A Senate Democratic aide said the new bill is likely to be similar to the measure that cleared the Senate education panel in 2005 with broad bipartisan support. That bill would have expanded eligibility for Head Start to more low-income families. It also would have increased accountability for Head Start centers, by requiring that programs that receive deficient ratings in their evaluations compete with other applicants for the federal grants.
Both the Senate and the House bills set a goal that 50 percent of Head Start teachers hold bachelor’s degrees. Right now, just over 30 percent of Head Start teachers have such degrees, according to the National Head Start Association, an advocacy group for Head Start staff members, programs, and students, based in Alexandria, Va.
Joel Ryan said that while the organization supports the 50 percent goal, he is worried that Head Start centers could have trouble meeting it, since their teachers are generally paid less than those in public schools. He said the association is working to ensure that the legislation is clear that Head Start centers not be penalized for failing to meet the 50 percent benchmark.

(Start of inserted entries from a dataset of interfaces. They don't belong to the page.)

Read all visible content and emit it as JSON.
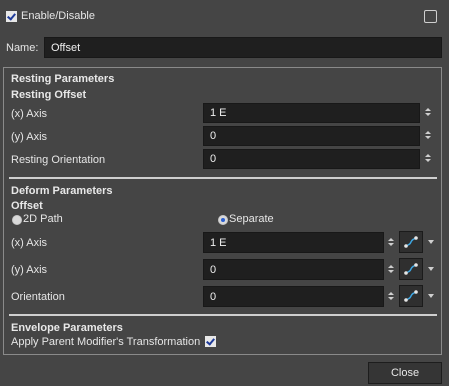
{
  "header": {
    "enable_label": "Enable/Disable",
    "enable_checked": true
  },
  "name": {
    "label": "Name:",
    "value": "Offset"
  },
  "resting": {
    "title": "Resting Parameters",
    "subtitle": "Resting Offset",
    "x_label": "(x) Axis",
    "x_value": "1 E",
    "y_label": "(y) Axis",
    "y_value": "0",
    "orient_label": "Resting Orientation",
    "orient_value": "0"
  },
  "deform": {
    "title": "Deform Parameters",
    "subtitle": "Offset",
    "mode_2d_label": "2D Path",
    "mode_separate_label": "Separate",
    "selected_mode": "Separate",
    "x_label": "(x) Axis",
    "x_value": "1 E",
    "y_label": "(y) Axis",
    "y_value": "0",
    "orient_label": "Orientation",
    "orient_value": "0"
  },
  "envelope": {
    "title": "Envelope Parameters",
    "apply_label": "Apply Parent Modifier's Transformation",
    "apply_checked": true
  },
  "footer": {
    "close_label": "Close"
  },
  "colors": {
    "background": "#454545",
    "field": "#1f1f1f",
    "accent": "#3da5e0"
  }
}
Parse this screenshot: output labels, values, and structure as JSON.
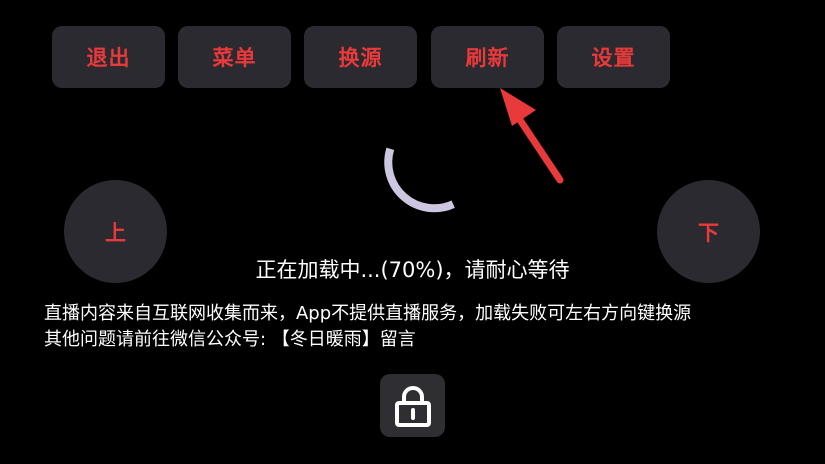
{
  "toolbar": {
    "exit_label": "退出",
    "menu_label": "菜单",
    "switch_source_label": "换源",
    "refresh_label": "刷新",
    "settings_label": "设置"
  },
  "nav": {
    "up_label": "上",
    "down_label": "下"
  },
  "loading": {
    "progress": 70,
    "message": "正在加载中...(70%)，请耐心等待"
  },
  "notice": {
    "line1": "直播内容来自互联网收集而来，App不提供直播服务，加载失败可左右方向键换源",
    "line2": "其他问题请前往微信公众号: 【冬日暖雨】留言"
  },
  "icons": {
    "lock": "lock-icon",
    "spinner": "loading-spinner-icon",
    "pointer": "red-arrow-icon"
  },
  "colors": {
    "accent": "#e8393b",
    "button_bg": "#2b2a30",
    "spinner": "#cdc6e0",
    "background": "#000000"
  }
}
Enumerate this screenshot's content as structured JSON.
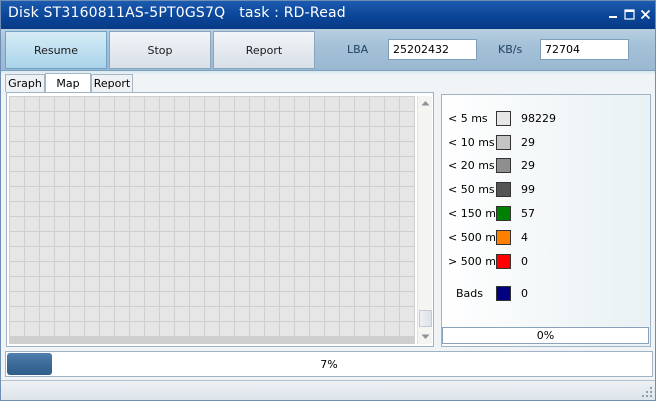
{
  "window": {
    "title": "Disk ST3160811AS-5PT0GS7Q   task : RD-Read"
  },
  "toolbar": {
    "resume_label": "Resume",
    "stop_label": "Stop",
    "report_label": "Report",
    "lba_label": "LBA",
    "lba_value": "25202432",
    "kbs_label": "KB/s",
    "kbs_value": "72704"
  },
  "tabs": [
    {
      "label": "Graph",
      "selected": false
    },
    {
      "label": "Map",
      "selected": true
    },
    {
      "label": "Report",
      "selected": false
    }
  ],
  "map": {
    "block_color": "#e6e6e6",
    "gap_color": "#cfcfcf"
  },
  "legend": {
    "items": [
      {
        "label": "< 5 ms",
        "color": "#e6e6e6",
        "value": "98229"
      },
      {
        "label": "< 10 ms",
        "color": "#c4c4c4",
        "value": "29"
      },
      {
        "label": "< 20 ms",
        "color": "#8f8f8f",
        "value": "29"
      },
      {
        "label": "< 50 ms",
        "color": "#555555",
        "value": "99"
      },
      {
        "label": "< 150 ms",
        "color": "#008000",
        "value": "57"
      },
      {
        "label": "< 500 ms",
        "color": "#ff8000",
        "value": "4"
      },
      {
        "label": "> 500 ms",
        "color": "#ff0000",
        "value": "0"
      },
      {
        "label": "Bads",
        "color": "#000080",
        "value": "0"
      }
    ],
    "progress_text": "0%"
  },
  "progress": {
    "text": "7%",
    "fraction": 0.07
  }
}
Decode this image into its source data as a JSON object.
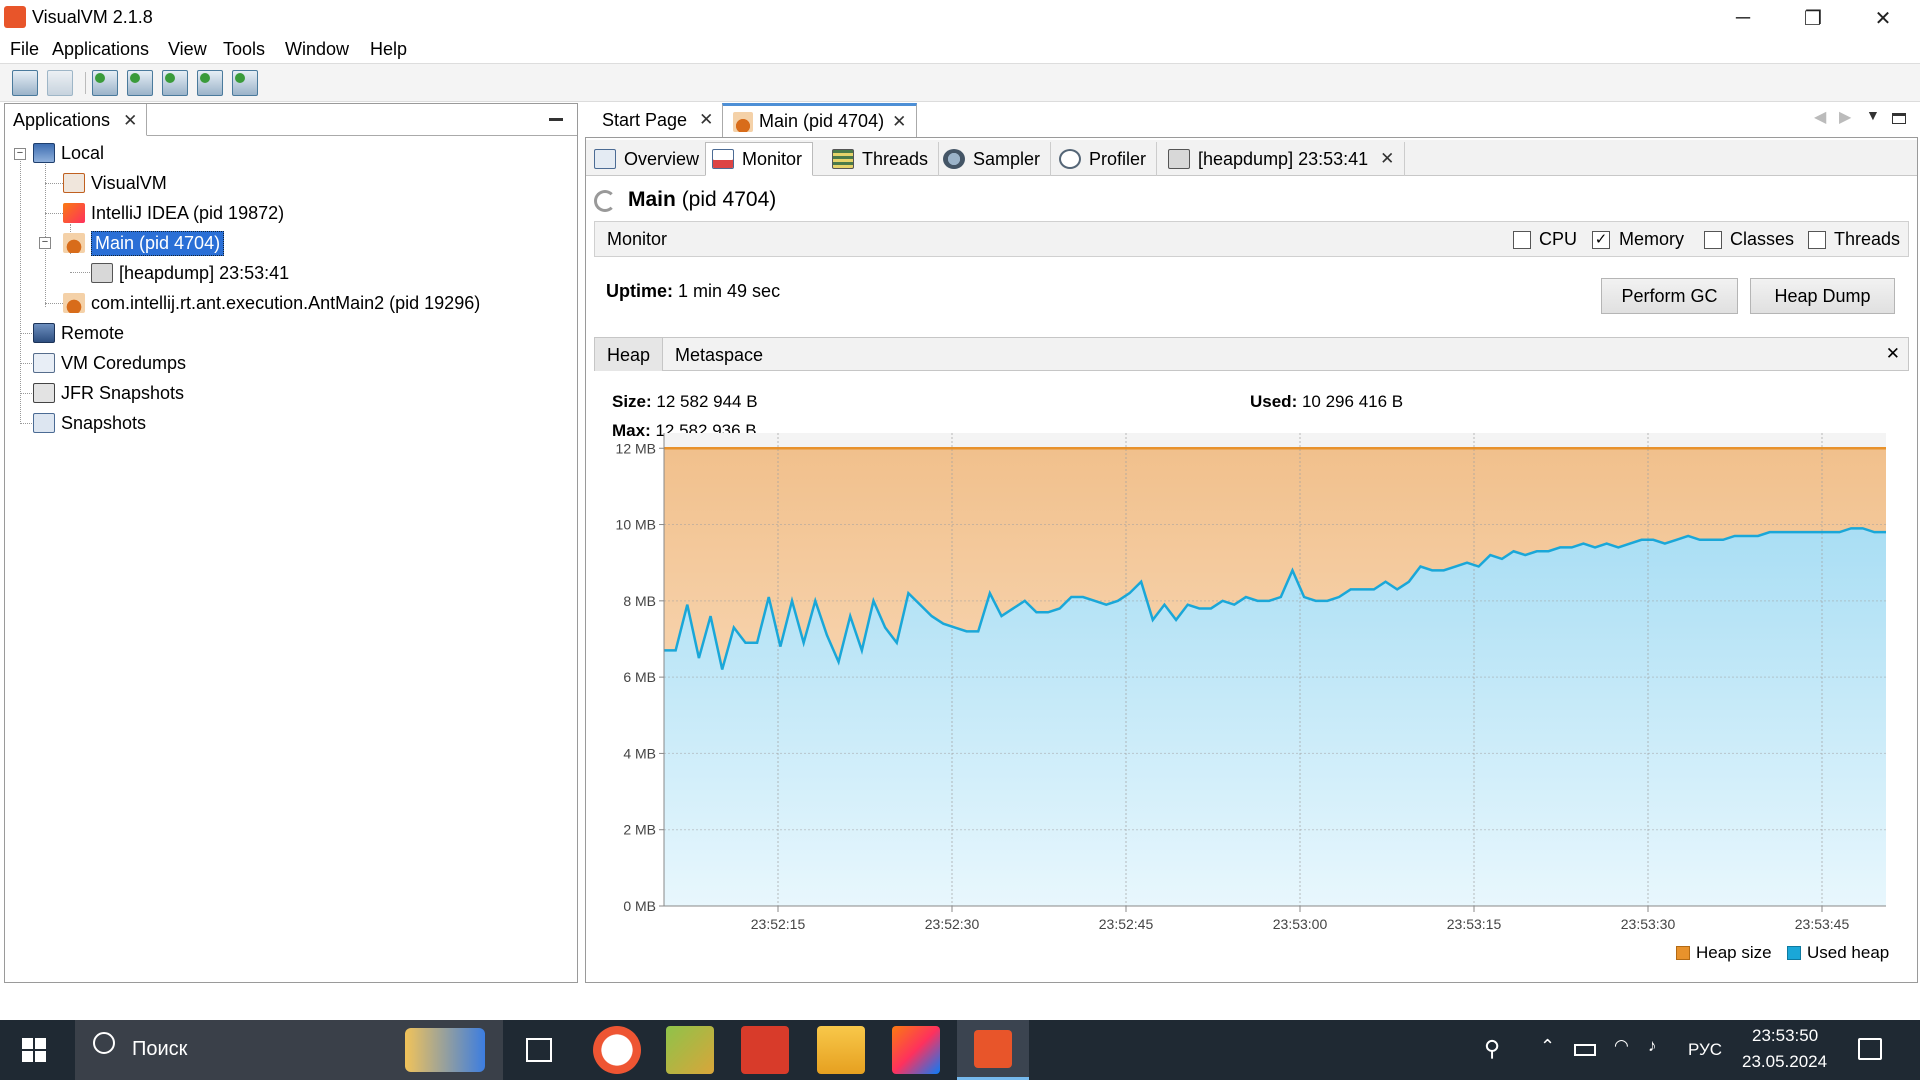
{
  "window": {
    "title": "VisualVM 2.1.8",
    "minimize": "─",
    "maximize": "❐",
    "close": "✕"
  },
  "menu": [
    "File",
    "Applications",
    "View",
    "Tools",
    "Window",
    "Help"
  ],
  "left_panel": {
    "tab_label": "Applications",
    "tree": {
      "local": "Local",
      "visualvm": "VisualVM",
      "intellij": "IntelliJ IDEA (pid 19872)",
      "main": "Main (pid 4704)",
      "heapdump": "[heapdump] 23:53:41",
      "antmain": "com.intellij.rt.ant.execution.AntMain2 (pid 19296)",
      "remote": "Remote",
      "coredumps": "VM Coredumps",
      "jfr": "JFR Snapshots",
      "snapshots": "Snapshots"
    }
  },
  "doc_tabs": {
    "start_page": "Start Page",
    "main": "Main (pid 4704)"
  },
  "sub_tabs": {
    "overview": "Overview",
    "monitor": "Monitor",
    "threads": "Threads",
    "sampler": "Sampler",
    "profiler": "Profiler",
    "heapdump": "[heapdump] 23:53:41"
  },
  "process": {
    "name": "Main",
    "pid": "(pid 4704)"
  },
  "monitor": {
    "label": "Monitor",
    "checkboxes": {
      "cpu": "CPU",
      "memory": "Memory",
      "classes": "Classes",
      "threads": "Threads"
    },
    "checked": {
      "cpu": false,
      "memory": true,
      "classes": false,
      "threads": false
    },
    "uptime_label": "Uptime:",
    "uptime_value": "1 min 49 sec",
    "perform_gc": "Perform GC",
    "heap_dump": "Heap Dump"
  },
  "heap_tabs": {
    "heap": "Heap",
    "metaspace": "Metaspace"
  },
  "heap_stats": {
    "size_label": "Size:",
    "size_value": "12 582 944 B",
    "used_label": "Used:",
    "used_value": "10 296 416 B",
    "max_label": "Max:",
    "max_value": "12 582 936 B"
  },
  "chart_data": {
    "type": "area",
    "y_ticks": [
      "0 MB",
      "2 MB",
      "4 MB",
      "6 MB",
      "8 MB",
      "10 MB",
      "12 MB"
    ],
    "ylim": [
      0,
      12.4
    ],
    "x_ticks": [
      "23:52:15",
      "23:52:30",
      "23:52:45",
      "23:53:00",
      "23:53:15",
      "23:53:30",
      "23:53:45"
    ],
    "grid": true,
    "legend_position": "bottom-right",
    "series": [
      {
        "name": "Heap size",
        "color": "#e8922c",
        "values": [
          12.0,
          12.0,
          12.0,
          12.0,
          12.0,
          12.0,
          12.0,
          12.0,
          12.0,
          12.0,
          12.0,
          12.0,
          12.0,
          12.0,
          12.0,
          12.0,
          12.0,
          12.0,
          12.0,
          12.0,
          12.0,
          12.0,
          12.0,
          12.0,
          12.0,
          12.0,
          12.0,
          12.0,
          12.0,
          12.0,
          12.0,
          12.0,
          12.0,
          12.0,
          12.0,
          12.0,
          12.0,
          12.0,
          12.0,
          12.0,
          12.0,
          12.0,
          12.0,
          12.0,
          12.0,
          12.0,
          12.0,
          12.0,
          12.0,
          12.0,
          12.0,
          12.0,
          12.0,
          12.0,
          12.0,
          12.0,
          12.0,
          12.0,
          12.0,
          12.0,
          12.0,
          12.0,
          12.0,
          12.0,
          12.0,
          12.0,
          12.0,
          12.0,
          12.0,
          12.0,
          12.0,
          12.0,
          12.0,
          12.0,
          12.0,
          12.0,
          12.0,
          12.0,
          12.0,
          12.0,
          12.0,
          12.0,
          12.0,
          12.0,
          12.0,
          12.0,
          12.0,
          12.0,
          12.0,
          12.0,
          12.0,
          12.0,
          12.0,
          12.0,
          12.0,
          12.0,
          12.0,
          12.0,
          12.0,
          12.0,
          12.0,
          12.0,
          12.0,
          12.0,
          12.0,
          12.0
        ]
      },
      {
        "name": "Used heap",
        "color": "#1aa7d8",
        "values": [
          6.7,
          6.7,
          7.9,
          6.5,
          7.6,
          6.2,
          7.3,
          6.9,
          6.9,
          8.1,
          6.8,
          8.0,
          6.9,
          8.0,
          7.1,
          6.4,
          7.6,
          6.7,
          8.0,
          7.3,
          6.9,
          8.2,
          7.9,
          7.6,
          7.4,
          7.3,
          7.2,
          7.2,
          8.2,
          7.6,
          7.8,
          8.0,
          7.7,
          7.7,
          7.8,
          8.1,
          8.1,
          8.0,
          7.9,
          8.0,
          8.2,
          8.5,
          7.5,
          7.9,
          7.5,
          7.9,
          7.8,
          7.8,
          8.0,
          7.9,
          8.1,
          8.0,
          8.0,
          8.1,
          8.8,
          8.1,
          8.0,
          8.0,
          8.1,
          8.3,
          8.3,
          8.3,
          8.5,
          8.3,
          8.5,
          8.9,
          8.8,
          8.8,
          8.9,
          9.0,
          8.9,
          9.2,
          9.1,
          9.3,
          9.2,
          9.3,
          9.3,
          9.4,
          9.4,
          9.5,
          9.4,
          9.5,
          9.4,
          9.5,
          9.6,
          9.6,
          9.5,
          9.6,
          9.7,
          9.6,
          9.6,
          9.6,
          9.7,
          9.7,
          9.7,
          9.8,
          9.8,
          9.8,
          9.8,
          9.8,
          9.8,
          9.8,
          9.9,
          9.9,
          9.8,
          9.8
        ]
      }
    ]
  },
  "taskbar": {
    "search_placeholder": "Поиск",
    "lang": "РУС",
    "time": "23:53:50",
    "date": "23.05.2024"
  }
}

The House version of the legislation also included language aimed at halting the National Reporting System, an accountability measure for Head Start children, until the National Academy of Sciences develops what is deemed a more appropriate system for assessing those children. Sen. Edward M. Kennedy, D-Mass., the new chairman of the Senate education committee, is likely to seek similar language when his panel considers the bill, a Senate Democratic aide said.
“We’re pleased that there will be bipartisan support for suspending the testing,” Mr. Ryan, the senior legislative strategist for NHSA, said. “It’s unfortunate that tax dollars are being wasted on an assessment that’s flawed.”
A version of this article appeared in the January 10, 2007 edition of Education Week as Head Start Renewal Back on the Agenda in New Congress